For Chicago’s Low Skies, the tone almost never escalates above bleak. The mood is consistently melancholy. And the melodies are frequently droning. Even their very name portends a sense of foreboding: the…ahem…sky is falling. But Low Skies doesn’t rush to save themselves; they’re going down with the ship, and they’re singing dirges, not shanties, on their latest full-length, All the Love I Could Find. Somewhere between The Black Heart Procession’s goth balladry and the orchestrated landscapes of Rachel’s, Low Skies paint a dusty portrait best paired with dim light and a fifth of Jack.
Vocalist Chris Salveter has the sort of weathered and possessed voice that finds him in the same sonic company as American gothic predecessors such as Gun Club’s Jeffrey Lee Pierce and Sixteen Horsepower’s David Eugene Edwards. On tracks such as “Sweet Young Girls,” Salveter sounds tortured, even a bit scary.

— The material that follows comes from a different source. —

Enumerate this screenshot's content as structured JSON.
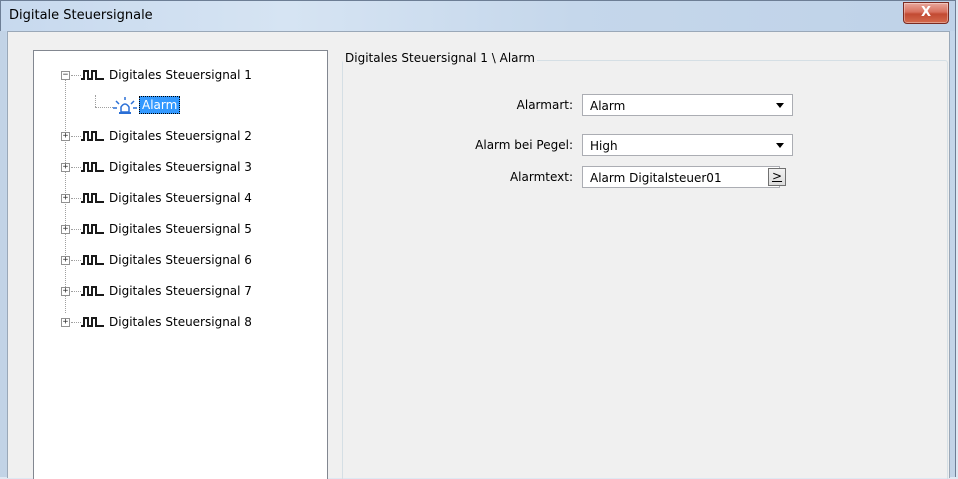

Wailing lines like “All I could tell you was `this hell just won’t last’/when I was with you,” Salveter proves just how intense and unsettling real American music can be.
Unlike Gun Club or 16HP, however, Low Skies plays a more laid back, ghostly form of Americana, one that owes more to Nick Cave’s murder ballads than his freakouts in The Birthday Party. A song like “To Fail You,” for example, shuffles along slowly, with organ adding a colorfully harmonic aspect to the otherwise sparse and open track. And on “Cousin,” Low Skies even picks up the pace, veering toward a major key, but it is bright spots such as these that make the dark spots seem even darker.
It’s only natural to feel a little uncomfortable when listening to Low Skies. It’s not because they’re spastic or jittery; no, that sort of unrest comes immediately, while All the Love I Could Find creeps up on you slowly. Listening to this record, there’s no way around the eerie vibes, but that only goes to show how well Low Skies do what they do.
Black Heart Procession – Three
Sixteen Horsepower – Hoarse
Mark Lanegan – Whiskey for the Holy Ghost
Jeff Terich is the founder and editor of Treble. He's been writing about music for 20 years and has been published at American Songwriter, Bandcamp Daily, Reverb, Spin, Stereogum, uDiscoverMusic, VinylMePlease and some others that he's forgetting right now. He's still not tired of it.